The key provisions will broadly maintain the long-standing statutory exemptions for overnight accommodation and EU travel expenses that were introduced in recognition of the particular role of MPs. The provisions will codify elements of concessionary tax treatments that, because MPs are required to carry out their duties both in their constituencies and in the House, have applied for many years to certain UK travel expenses paid to MPs. Additionally, they will reflect IPSA's decision to continue to reimburse some UK travel for MPs' spouses and partners, albeit in more restricted circumstances. The schedule therefore puts the previous concessionary treatment on a statutory footing to allow those payments to continue to be made without tax being due. Finally, the provisions reflect IPSA's decision to deal with payments for evening meals separately from general expenditure connected to overnight accommodation, and the schedule now introduces a specific exemption for the costs of meals reimbursed under IPSA's scheme. Again, that maintains the previous tax treatment.
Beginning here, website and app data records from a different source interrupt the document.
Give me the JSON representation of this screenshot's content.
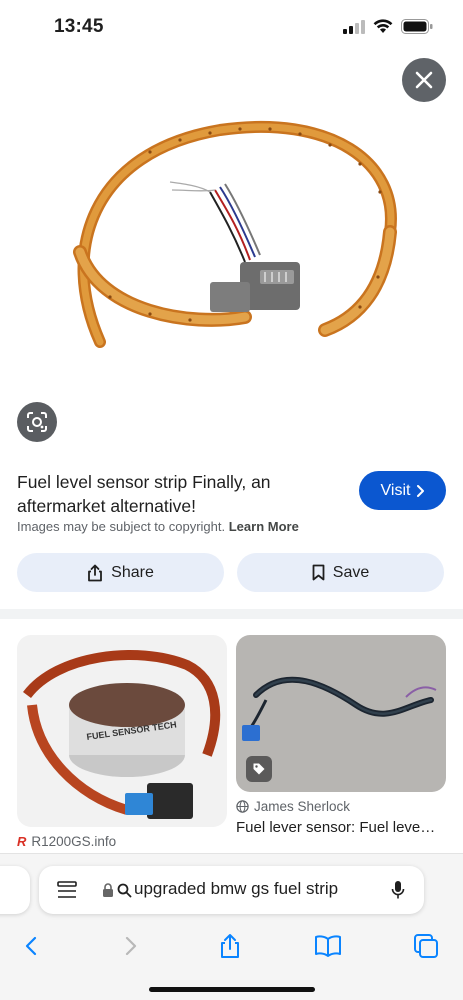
{
  "status_bar": {
    "time": "13:45"
  },
  "result": {
    "title": "Fuel level sensor strip Finally, an aftermarket alternative!",
    "visit_label": "Visit",
    "copyright_text": "Images may be subject to copyright.",
    "learn_more": "Learn More",
    "share_label": "Share",
    "save_label": "Save"
  },
  "related": [
    {
      "source": "R1200GS.info",
      "image_text": "FUEL SENSOR TECH"
    },
    {
      "source": "James Sherlock",
      "title": "Fuel lever sensor: Fuel leve…"
    }
  ],
  "browser": {
    "address_text": "upgraded bmw gs fuel strip"
  },
  "colors": {
    "accent": "#0b57d0",
    "button_bg": "#e8eef9",
    "close_bg": "#5f6368"
  },
  "icons": [
    "close-icon",
    "lens-icon",
    "chevron-right-icon",
    "share-icon",
    "bookmark-icon",
    "globe-icon",
    "tag-icon",
    "tab-icon",
    "lock-icon",
    "search-icon",
    "mic-icon",
    "back-icon",
    "forward-icon",
    "book-icon",
    "tabs-icon"
  ]
}
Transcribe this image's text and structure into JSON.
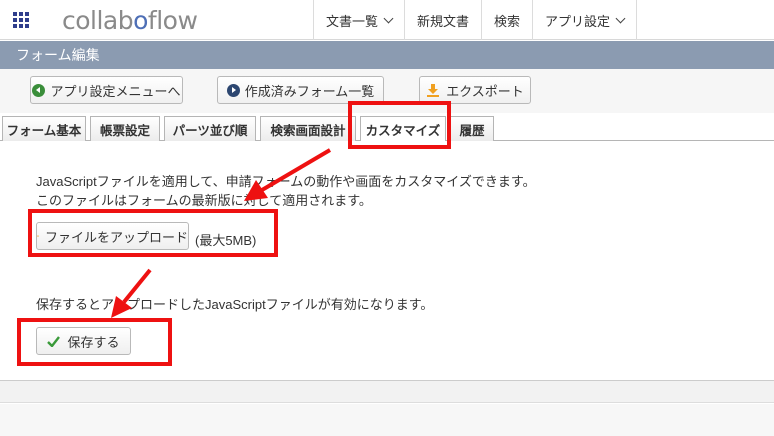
{
  "header": {
    "logo_prefix": "collab",
    "logo_o": "o",
    "logo_suffix": "flow",
    "nav": [
      {
        "label": "文書一覧"
      },
      {
        "label": "新規文書"
      },
      {
        "label": "検索"
      },
      {
        "label": "アプリ設定"
      }
    ]
  },
  "page": {
    "title": "フォーム編集"
  },
  "toolbar": {
    "app_menu": "アプリ設定メニューへ",
    "created_forms": "作成済みフォーム一覧",
    "export": "エクスポート"
  },
  "tabs": [
    {
      "label": "フォーム基本"
    },
    {
      "label": "帳票設定"
    },
    {
      "label": "パーツ並び順"
    },
    {
      "label": "検索画面設計"
    },
    {
      "label": "カスタマイズ"
    },
    {
      "label": "履歴"
    }
  ],
  "content": {
    "desc_line1": "JavaScriptファイルを適用して、申請フォームの動作や画面をカスタマイズできます。",
    "desc_line2": "このファイルはフォームの最新版に対して適用されます。",
    "upload_label": "ファイルをアップロード",
    "max_size": "(最大5MB)",
    "note": "保存するとアップロードしたJavaScriptファイルが有効になります。",
    "save_label": "保存する"
  },
  "colors": {
    "title_bar": "#8b9bb1",
    "annotation_red": "#ee1111",
    "accent_blue": "#2f3d8c",
    "save_check": "#3a9a3a",
    "upload_orange": "#f0a020"
  }
}
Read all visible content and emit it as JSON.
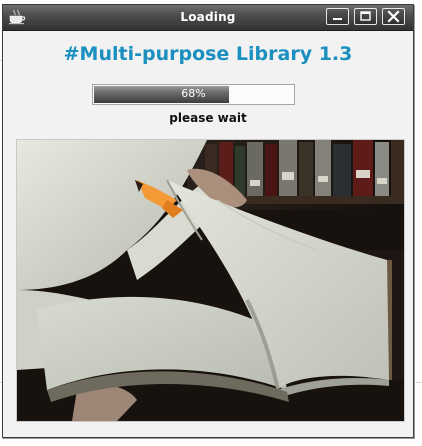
{
  "window": {
    "title": "Loading",
    "app_icon": "coffee-cup-icon",
    "controls": [
      "minimize-icon",
      "maximize-icon",
      "close-icon"
    ]
  },
  "app": {
    "title": "#Multi-purpose Library 1.3",
    "title_color": "#1a8fc0"
  },
  "progress": {
    "value": 0.68,
    "label": "68%"
  },
  "status": {
    "text": "please wait"
  },
  "splash": {
    "image": "open book held in hands in front of library shelves, with an orange bookmark ribbon"
  }
}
The right hon. Gentleman raised two issues-about late-night sittings and accommodation. He is right: there is indeed a difference. The IPSA and tax treatment is different for sittings that end after 1 am and for sittings that end between 11 pm and 1 am. For sittings that run after 11 o'clock, there is tax exemption for expenses incurred for overnight accommodation, because that is deemed by IPSA a necessary expense incurred in the MP role.
Non-London MPs who decide to take the London allowance-the London expense regime-are able to charge overnight accommodation if the House sits after 11 pm, as the right hon. Gentleman pointed out. However, that charge is not tax-exempt; it is deemed subject to normal tax treatment for any employee. A normal employee would not be able to claim a tax exemption if they chose to stay in a hotel because they had been working late. The rules for the House sitting past 1 o'clock are agreed with IPSA as necessary for the fulfilment of the MP role, so are tax-exempt. Before that, although MPs from outside the London area can get reimbursement for overnight costs, they are not tax-exempt. I hope that I have clarified the situation, even though some people might not agree that the tax treatment set out in the clause and schedule 4 is fair.
Children's travel was not tax exempt under the previous scheme, and clause 7 and schedule 4 merely maintain the same tax treatment of children. However, the right hon. Gentleman was right to point out that the tax exemption for spouses will continue, albeit with some more restrictive conditions. Again, I hope that I have clarified the position.
As IPSA continues to develop its expenses regime over the coming months and perhaps years, we will obviously have to keep an eye on any changes and ensure that we determine whether we need to reflect them in tax law.
Question put and agreed to .
Clause 7 accordingly ordered to stand part of the Bill .
Schedule 4 agreed to.